About this time last year I had to re-locate my sister to Louisville, where I live. She lost her apartment to a fire and her health and ability to manage on her own was declining. We had a rough few months trying to live under one roof. And there was a lot of stress in having to sort out all the red tape of moving her, finding her new housing, and lining up medical and legal provisions for her ongoing care. I did this alone without much cooperation from M. But, after a year, things are on an even keel. My sister enjoys her safe new apartment and the companionship of other women her age in the apartment building. She has good medical care and never has to worry about affording her prescriptions. She spends her days chatting with friends, watching TV, and keeping up her extensive correspondence.
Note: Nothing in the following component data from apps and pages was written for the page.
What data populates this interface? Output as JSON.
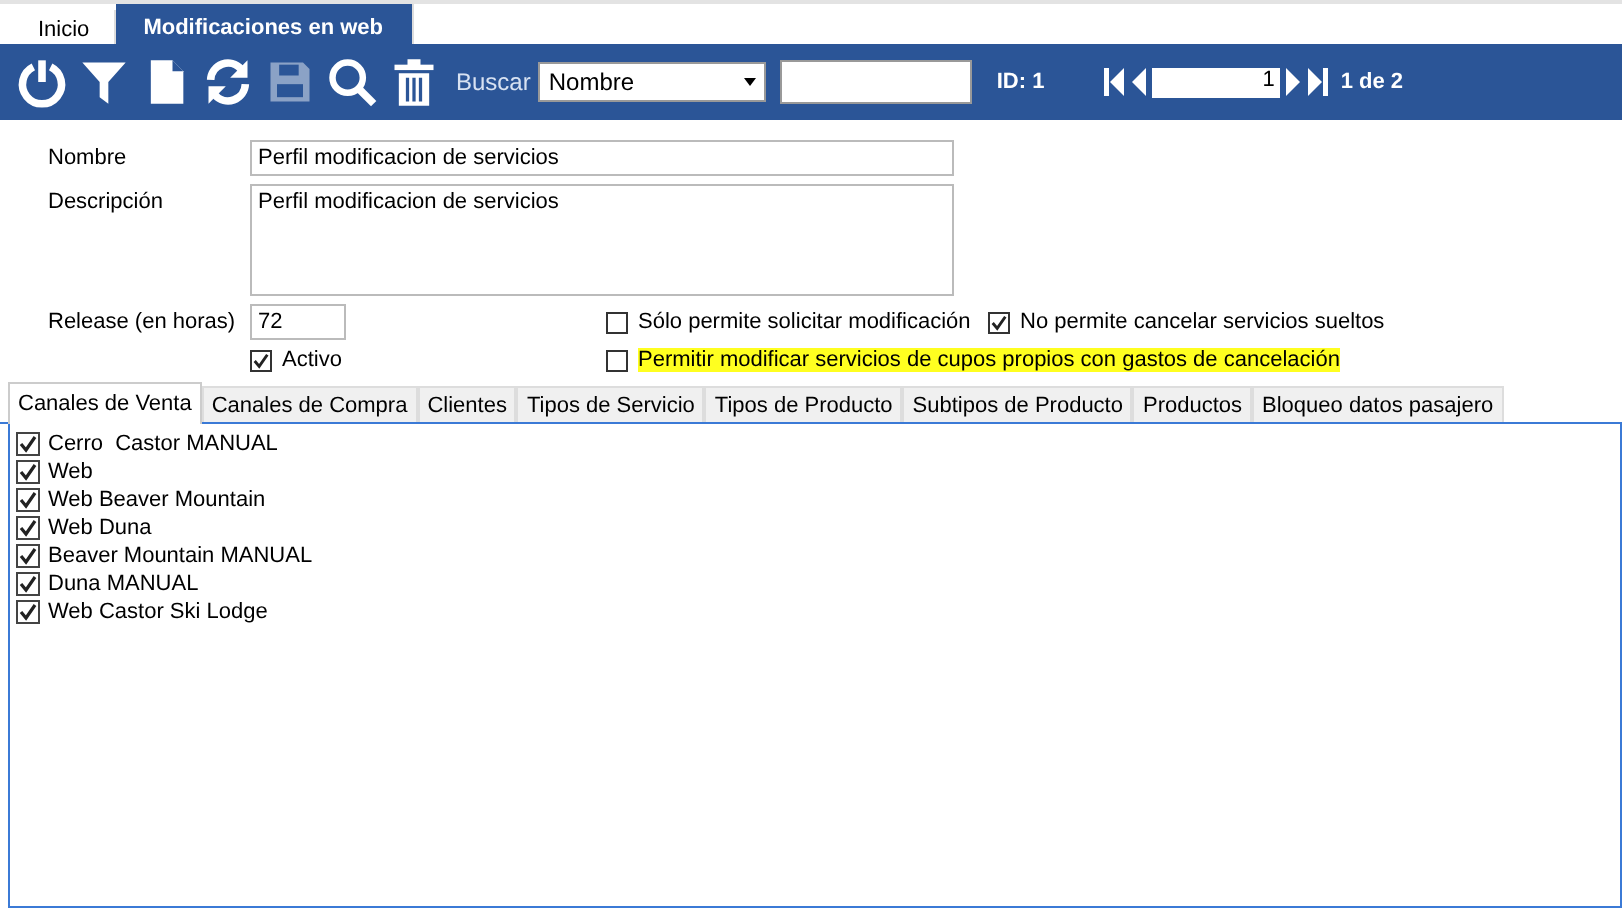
{
  "window_tabs": [
    {
      "label": "Inicio",
      "selected": false
    },
    {
      "label": "Modificaciones en web",
      "selected": true
    }
  ],
  "toolbar": {
    "buttons": [
      {
        "kind": "power",
        "disabled": false
      },
      {
        "kind": "filter",
        "disabled": false
      },
      {
        "kind": "new",
        "disabled": false
      },
      {
        "kind": "refresh",
        "disabled": false
      },
      {
        "kind": "save",
        "disabled": true
      },
      {
        "kind": "search",
        "disabled": false
      },
      {
        "kind": "delete",
        "disabled": false
      }
    ],
    "search_label": "Buscar",
    "search_field": "Nombre",
    "id_label": "ID: 1",
    "page_value": "1",
    "page_count": "1 de 2"
  },
  "form": {
    "name_label": "Nombre",
    "name_value": "Perfil modificacion de servicios",
    "description_label": "Descripción",
    "description_value": "Perfil modificacion de servicios",
    "release_label": "Release (en horas)",
    "release_value": "72",
    "checkboxes": [
      {
        "label": "Sólo permite solicitar modificación",
        "checked": false,
        "highlighted": false
      },
      {
        "label": "No permite cancelar servicios sueltos",
        "checked": true,
        "highlighted": false
      },
      {
        "label": "Activo",
        "checked": true,
        "highlighted": false
      },
      {
        "label": "Permitir modificar servicios de cupos propios con gastos de cancelación",
        "checked": false,
        "highlighted": true
      }
    ]
  },
  "section_tabs": [
    {
      "label": "Canales de Venta",
      "selected": true
    },
    {
      "label": "Canales de Compra",
      "selected": false
    },
    {
      "label": "Clientes",
      "selected": false
    },
    {
      "label": "Tipos de Servicio",
      "selected": false
    },
    {
      "label": "Tipos de Producto",
      "selected": false
    },
    {
      "label": "Subtipos de Producto",
      "selected": false
    },
    {
      "label": "Productos",
      "selected": false
    },
    {
      "label": "Bloqueo datos pasajero",
      "selected": false
    }
  ],
  "channels": [
    {
      "label": "Cerro  Castor MANUAL",
      "checked": true
    },
    {
      "label": "Web",
      "checked": true
    },
    {
      "label": "Web Beaver Mountain",
      "checked": true
    },
    {
      "label": "Web Duna",
      "checked": true
    },
    {
      "label": "Beaver Mountain MANUAL",
      "checked": true
    },
    {
      "label": "Duna MANUAL",
      "checked": true
    },
    {
      "label": "Web Castor Ski Lodge",
      "checked": true
    }
  ]
}
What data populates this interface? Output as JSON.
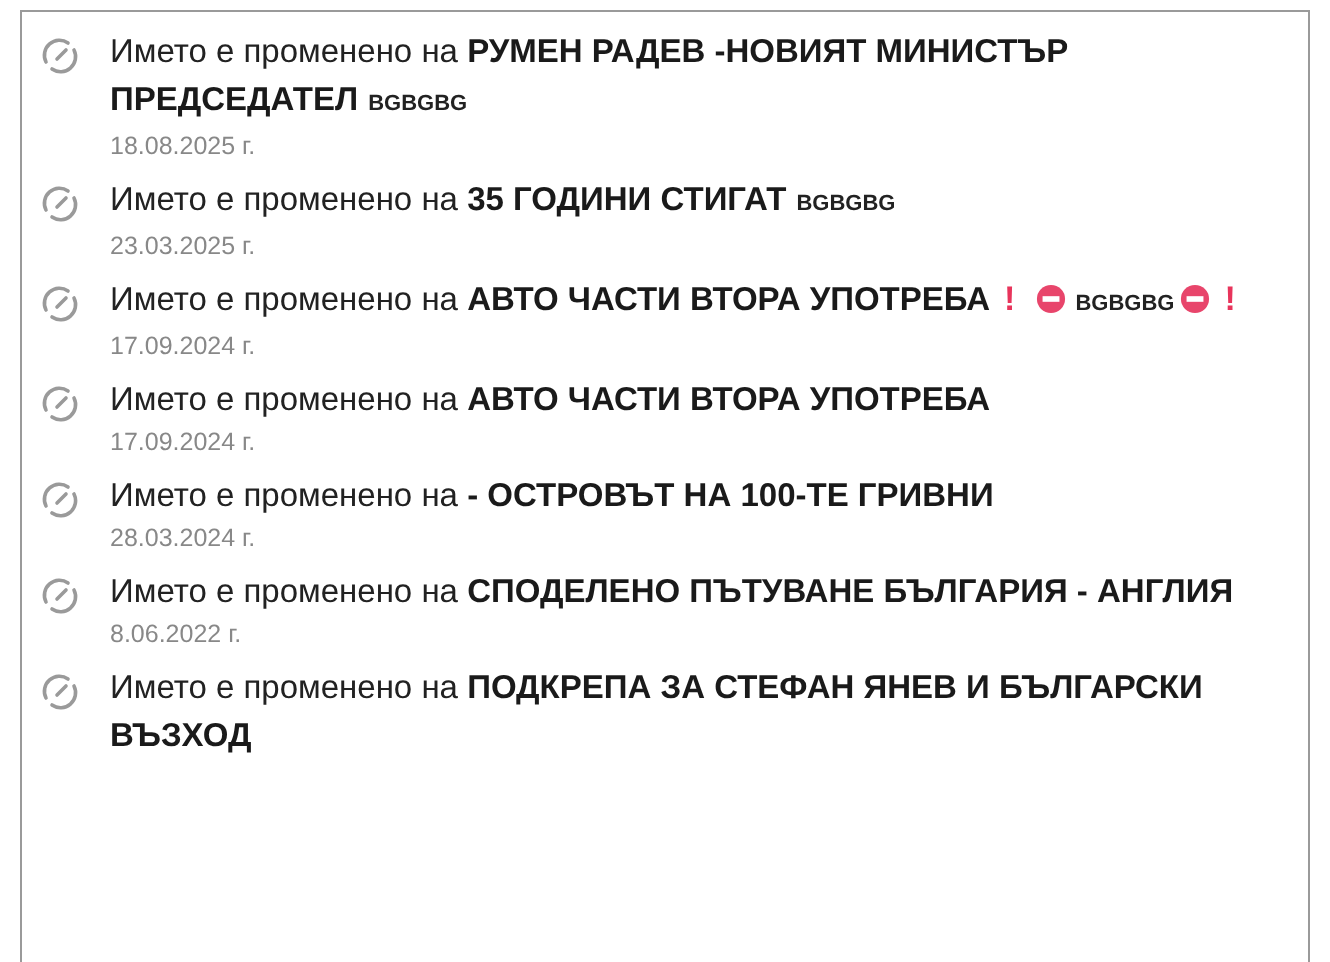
{
  "entries": [
    {
      "text": "Името е променено на **РУМЕН РАДЕВ -НОВИЯТ МИНИСТЪР ПРЕДСЕДАТЕЛ**",
      "tail": [
        {
          "kind": "tag",
          "text": "BGBGBG"
        }
      ],
      "date": "18.08.2025 г."
    },
    {
      "text": "Името е променено на **35 ГОДИНИ СТИГАТ**",
      "tail": [
        {
          "kind": "tag",
          "text": "BGBGBG"
        }
      ],
      "date": "23.03.2025 г."
    },
    {
      "text": "Името е променено на **АВТО ЧАСТИ ВТОРА УПОТРЕБА**",
      "tail": [
        {
          "kind": "exclaim",
          "text": "!"
        },
        {
          "kind": "no-entry"
        },
        {
          "kind": "tag",
          "text": "BGBGBG"
        },
        {
          "kind": "no-entry"
        },
        {
          "kind": "exclaim",
          "text": "!"
        }
      ],
      "date": "17.09.2024 г."
    },
    {
      "text": "Името е променено на **АВТО ЧАСТИ ВТОРА УПОТРЕБА**",
      "date": "17.09.2024 г."
    },
    {
      "text": "Името е променено на **- ОСТРОВЪТ НА 100-ТЕ ГРИВНИ**",
      "date": "28.03.2024 г."
    },
    {
      "text": "Името е променено на **СПОДЕЛЕНО ПЪТУВАНЕ БЪЛГАРИЯ - АНГЛИЯ**",
      "date": "8.06.2022 г."
    },
    {
      "text": "Името е променено на **ПОДКРЕПА ЗА СТЕФАН ЯНЕВ И БЪЛГАРСКИ ВЪЗХОД**"
    }
  ]
}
I live about 10 minutes from her so am always on call for chauffeuring, shopping, laundressing, business responsibilities. I am my sister's fixer. Most days my "halo" is a bit crooked because I think: how did this happen? And why is it that in every family there plays out this same drama? Mostly though I feel sadness and regret that I've lost the freedom to live the way I always planned without being bound by someone else's needs and expectations.
Now dear readers, this is the closest you'll ever see of me lying on the virtual psychoanalyst's couch on this blog. I usually go for something happier here. But, if we're sharing the "messy" places around us, this yin and yang sister relationship would have to be what I'd write about. What about you? Are you dealing with the same issues? If so, how do you manage?
Be sure to hop over the Gattina's place and see what other messes need tidying up.
(Image credit for yin yang symbol at the top of post: www.redbubble.com )
- Recent retiree--35 year's experience teaching reading, English, adult basic education and volunteer leadership skills. Started this blog to exchange ideas and commentary with friends and others having an interest in joining the discussions. Greatest life accomplishments include: 1.organized my 3rd grade class to check out library books for me to get around librarian's weekly limit--Amazon.com, the Mullins Elementary 3rd Grade Class of 1956 is still waiting for "thank you" notes; 2. volunteered in the Peace Corps, island of St. Kitts, West Indies; 3.taught adults to read, earn their GEDs., and speak English as a second language; 4. bought a border collie puppy for $6, got evicted rather than give him up, and began a life-long love affair with all things "Dog"; 5. joined a physical fitness boot camp in my mid-50s--don't mess with someone who's been doing regulation pushups in wet grass at 5:30 a.m.; 6. walked across Northern England with best friend Sally--over 80 miles from the Irish to North Seas; and 7. travelled to many foreign countries for pleasure and work.